Here are six reasons why business development in the professional services and technology markets is changing. These changes are radical. If firms are to generate organic growth, gain competitive advantage and secure the sustainable income flows that allow them to flourish, then these issues need to be addressed. They can pose either an opportunity or a threat. One thing is certain – to ignore these changes is not an option. Equally “throwing the baby out with the bathwater” is not the way to succeed. We need to examine the way we have generated success in the past; review how these changes are affecting our clients and prospects; and make the changes needed for future success.
The six drivers of change in Business Development:
Firms will have to win and grow clients in a world that is volatile, uncertain, complex and ambiguous. (VUCA) Many organisations still operate a model that hopes for a return to stability, to “normality”. But waiting for things to get back to normal will not work. The “new normal” is VUCA. Firms and clients will need to adapt to this VUCA world, and this presents threats, yes – but opportunities too.
- Low growth
Although the prognosis for global growth is strong, in the medium to long term we are likely to see an extended period of low/zero growth. If we want to grow faster than the predicted UK rate of max 2% growth, we will require a new approach to achieving organic growth.
- Buying behavior
Buying behavior, is changing but most sales organisations have not yet adapted to this. Some of these changes include:
- More structured approaches to procurement and the extension of procurement practices to areas such as services
- Increasing complex decision making (on average 6.8 people involved in a significant B2B purchasing decision in a 500 employee business (CEB))
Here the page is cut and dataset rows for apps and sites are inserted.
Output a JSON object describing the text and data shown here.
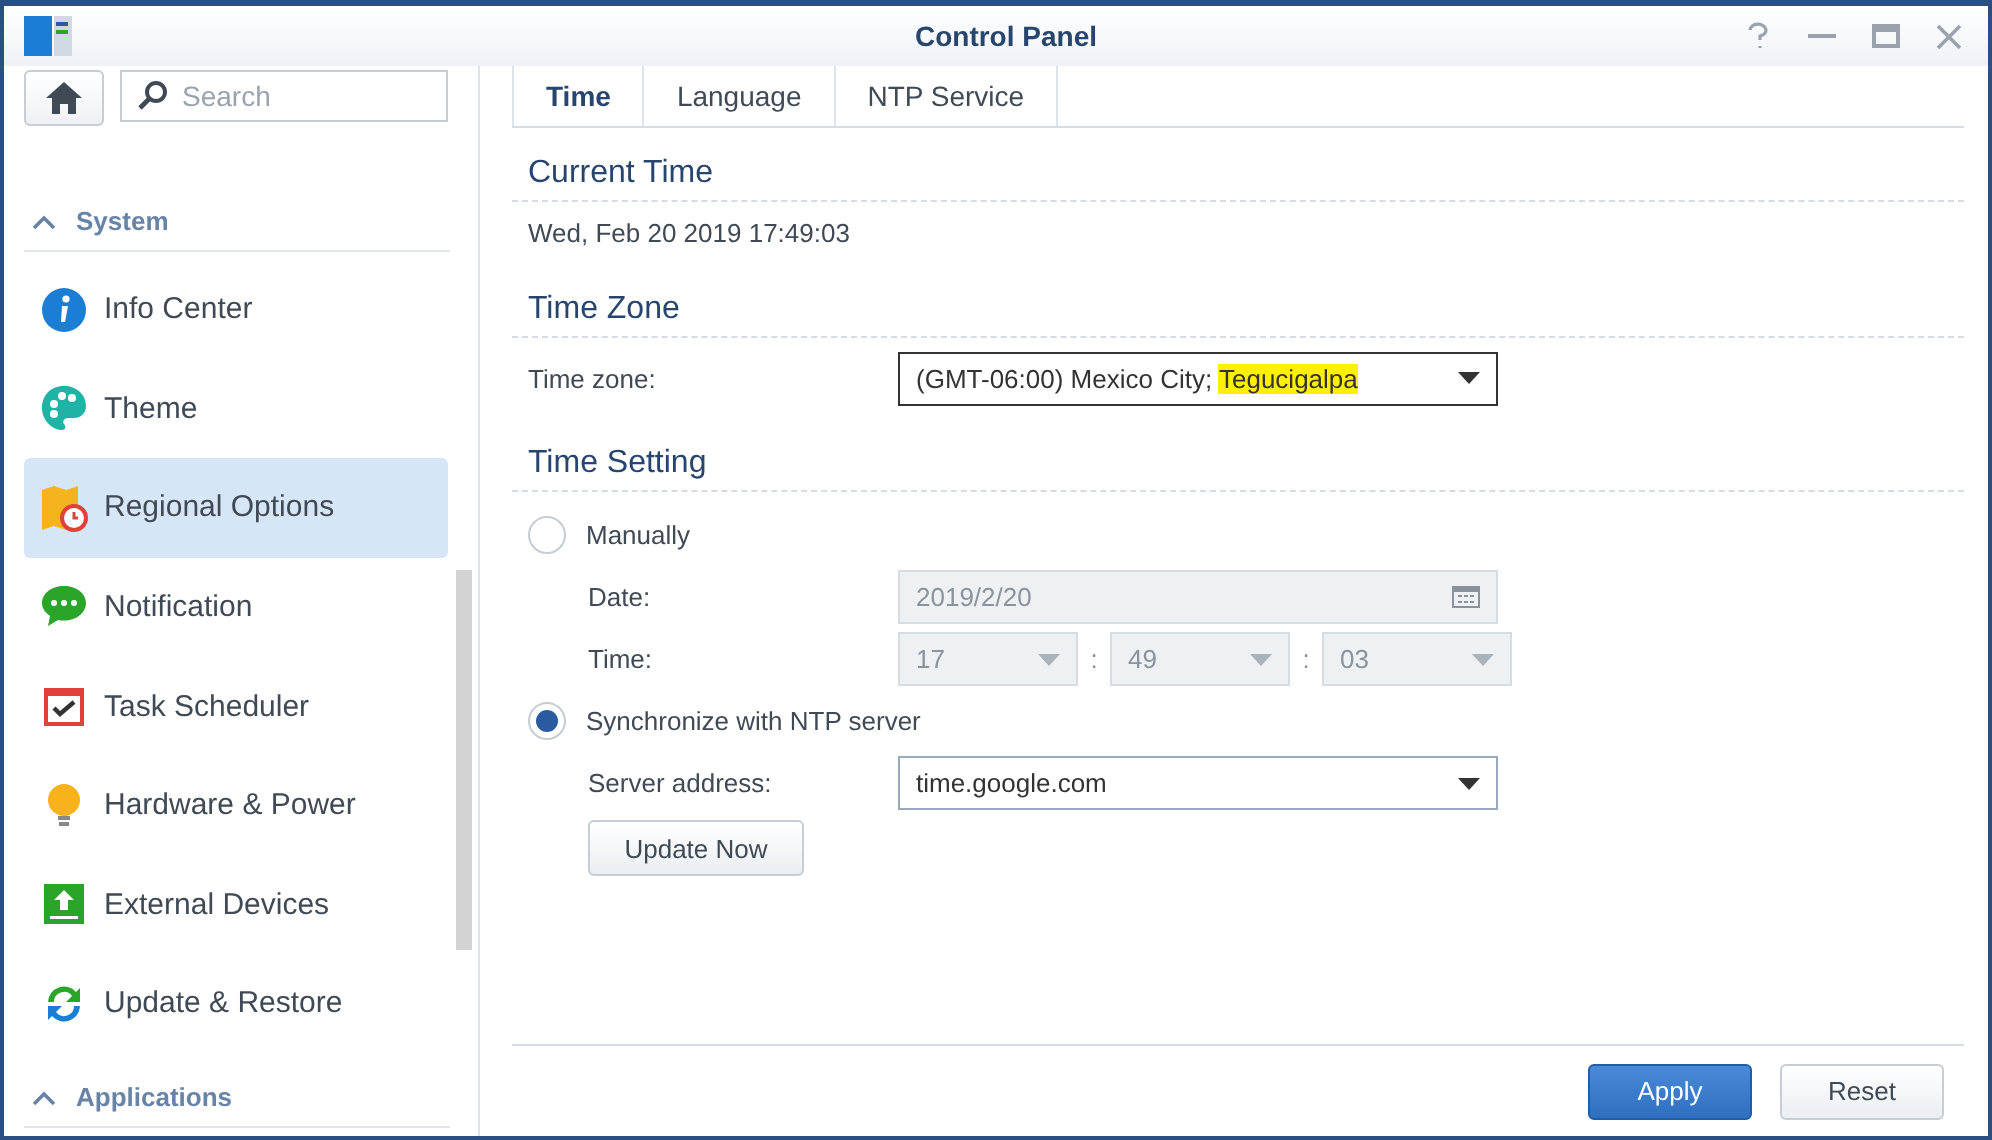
{
  "window": {
    "title": "Control Panel"
  },
  "sidebar": {
    "search": {
      "placeholder": "Search"
    },
    "sections": [
      {
        "kind": "header",
        "label": "System",
        "expanded": true
      },
      {
        "kind": "item",
        "label": "Info Center",
        "selected": false
      },
      {
        "kind": "item",
        "label": "Theme",
        "selected": false
      },
      {
        "kind": "item",
        "label": "Regional Options",
        "selected": true
      },
      {
        "kind": "item",
        "label": "Notification",
        "selected": false
      },
      {
        "kind": "item",
        "label": "Task Scheduler",
        "selected": false
      },
      {
        "kind": "item",
        "label": "Hardware & Power",
        "selected": false
      },
      {
        "kind": "item",
        "label": "External Devices",
        "selected": false
      },
      {
        "kind": "item",
        "label": "Update & Restore",
        "selected": false
      },
      {
        "kind": "header",
        "label": "Applications",
        "expanded": true
      }
    ]
  },
  "tabs": [
    {
      "label": "Time",
      "selected": true
    },
    {
      "label": "Language",
      "selected": false
    },
    {
      "label": "NTP Service",
      "selected": false
    }
  ],
  "current_time": {
    "heading": "Current Time",
    "value": "Wed, Feb 20 2019 17:49:03"
  },
  "time_zone": {
    "heading": "Time Zone",
    "label": "Time zone:",
    "value": "(GMT-06:00) Mexico City;",
    "highlighted": "Tegucigalpa"
  },
  "time_setting": {
    "heading": "Time Setting",
    "manual": {
      "label": "Manually",
      "selected": false,
      "date_label": "Date:",
      "date": "2019/2/20",
      "time_label": "Time:",
      "hour": "17",
      "minute": "49",
      "second": "03",
      "separator": ":",
      "disabled": true
    },
    "ntp": {
      "label": "Synchronize with NTP server",
      "selected": true,
      "server_label": "Server address:",
      "server": "time.google.com",
      "update_button": "Update Now"
    }
  },
  "footer": {
    "buttons": [
      {
        "label": "Apply",
        "kind": "primary"
      },
      {
        "label": "Reset",
        "kind": "secondary"
      }
    ]
  }
}
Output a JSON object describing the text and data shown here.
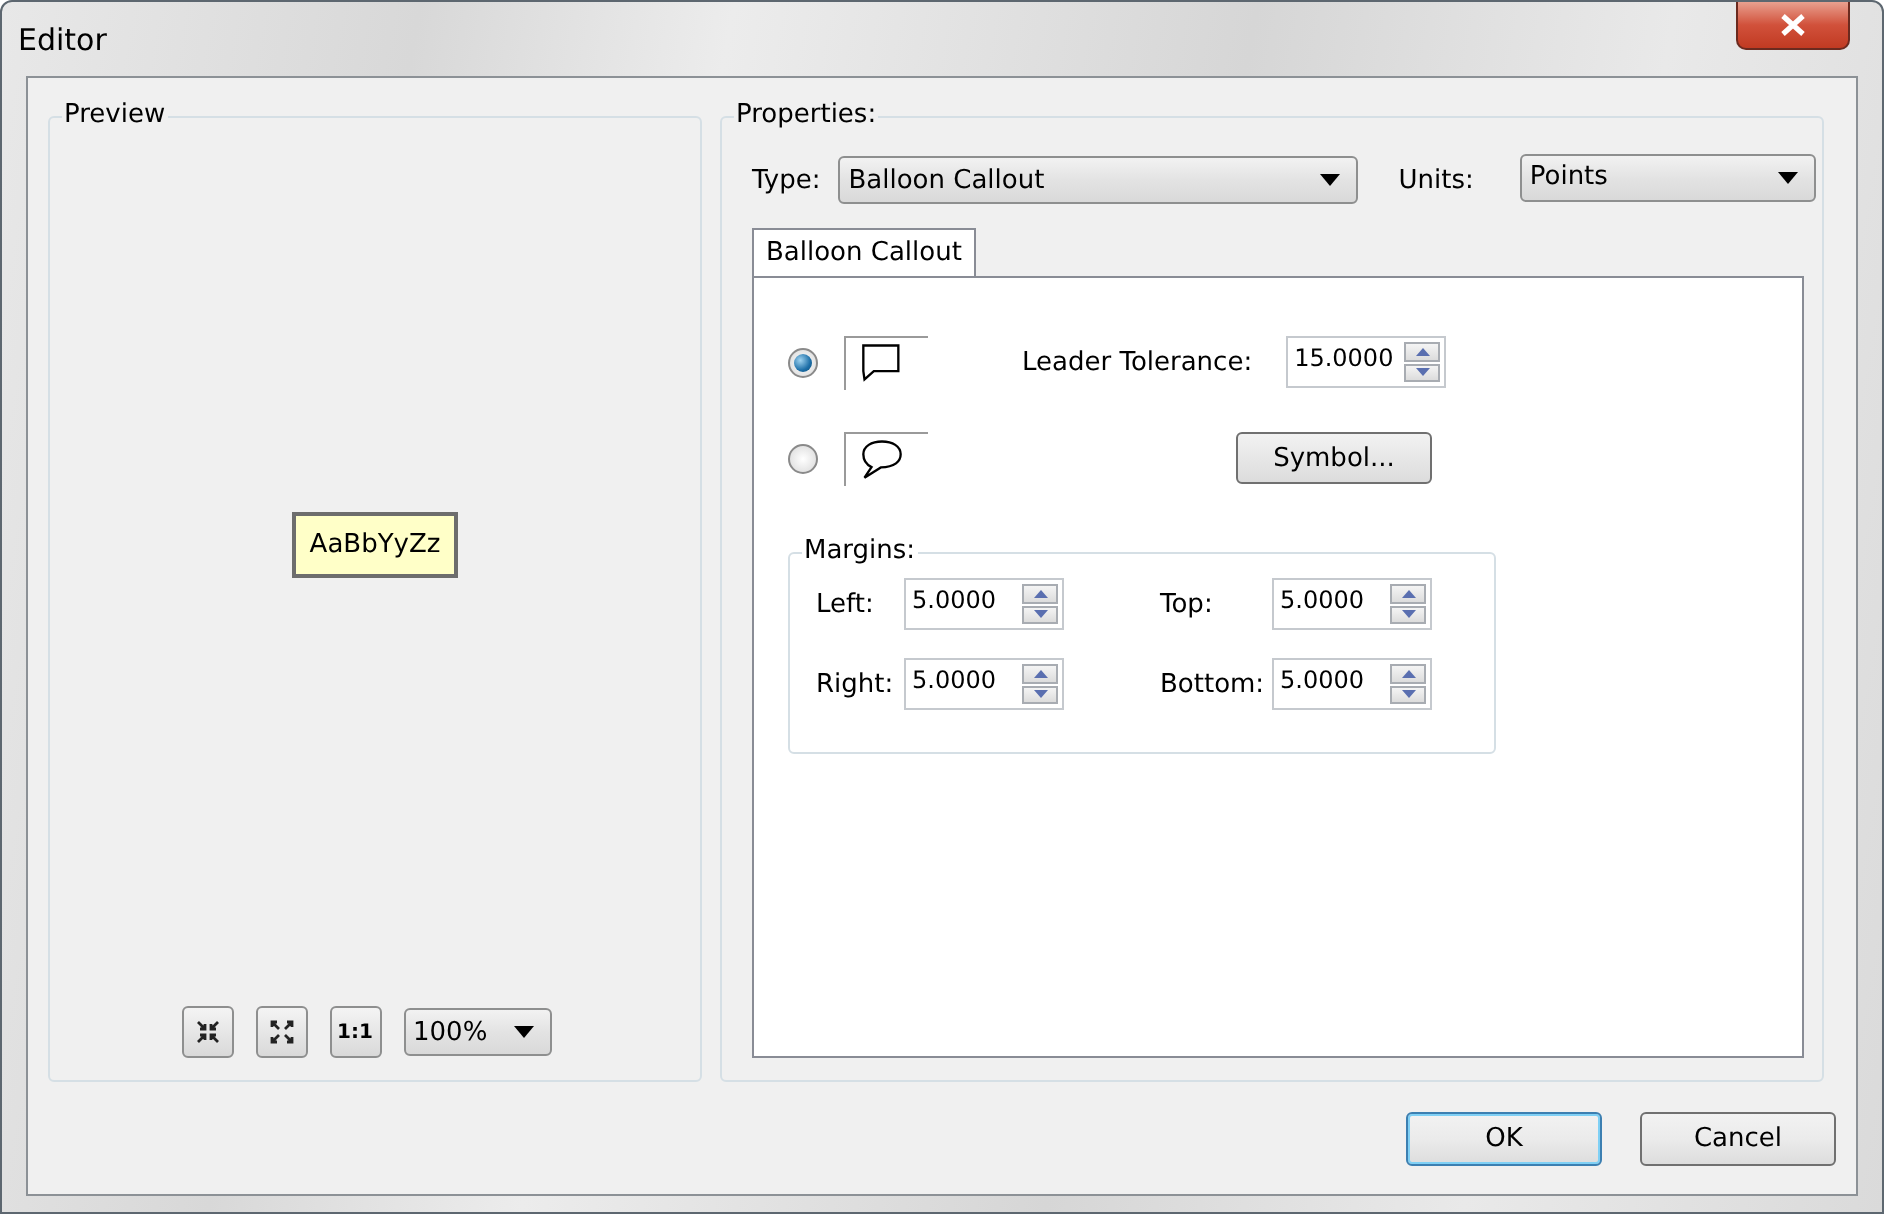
{
  "window": {
    "title": "Editor"
  },
  "preview": {
    "title": "Preview",
    "sample_text": "AaBbYyZz",
    "ratio_button": "1:1",
    "zoom": "100%"
  },
  "properties": {
    "title": "Properties:",
    "type": {
      "label": "Type:",
      "value": "Balloon Callout"
    },
    "units": {
      "label": "Units:",
      "value": "Points"
    },
    "tabs": [
      {
        "label": "Balloon Callout",
        "selected": true
      }
    ],
    "styles": [
      {
        "kind": "rectangle",
        "selected": true
      },
      {
        "kind": "rounded",
        "selected": false
      }
    ],
    "leader_tolerance": {
      "label": "Leader Tolerance:",
      "value": "15.0000"
    },
    "symbol_button": "Symbol...",
    "margins": {
      "title": "Margins:",
      "fields": [
        {
          "label": "Left:",
          "value": "5.0000"
        },
        {
          "label": "Top:",
          "value": "5.0000"
        },
        {
          "label": "Right:",
          "value": "5.0000"
        },
        {
          "label": "Bottom:",
          "value": "5.0000"
        }
      ]
    }
  },
  "buttons": [
    {
      "label": "OK",
      "default": true
    },
    {
      "label": "Cancel",
      "default": false
    }
  ]
}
- Greater knowledge available to buyers and a trend towards knowledge symmetry
- Increasing reliance of social media in identifying and selecting suppliers
Again the question is, Will these changes provide a threat or an opportunity for you? Mckinsey speak of how those who adapt well to these changes are able to look for a potential uplift of 20% in customer leads, 10% in new customers and a 20% improvement in the sales time lag.
- Digital capability
It’s clear that sales automation, social selling, even robotics are going to have a radical impact on selling behaviours and processes. Although the initial impact has been on B2C it is already impacting B2B. It is not appropriate to be “analogue sellers in a digital buying world.” Of course, there is still a need for highly professional, personal interaction; but it needs to be applied in a new context and to be integrated into an increasingly digital business environment.
- Customer centricity
Customer-centric business development is a critical success factor. It builds on existing models such as consultative selling, the challenger sale, value selling etc. but will need to go beyond these. The opportunity to develop professionals in customer-centric business development could be a significant differentiator and can tie into wider issues such as managing regulatory, reputational and commercial risk.
- Sales Learning
It is clear that the old model of rigid, intermittent, classroom based learning will continue to be replaced by a blended approach over an extended period and will involve a greater emphasis on workplace learning and mobile, just-in-time delivery.
When you put these 6 drivers for change together, there is a compelling reason to reflect, review and re-plan for a changing business world.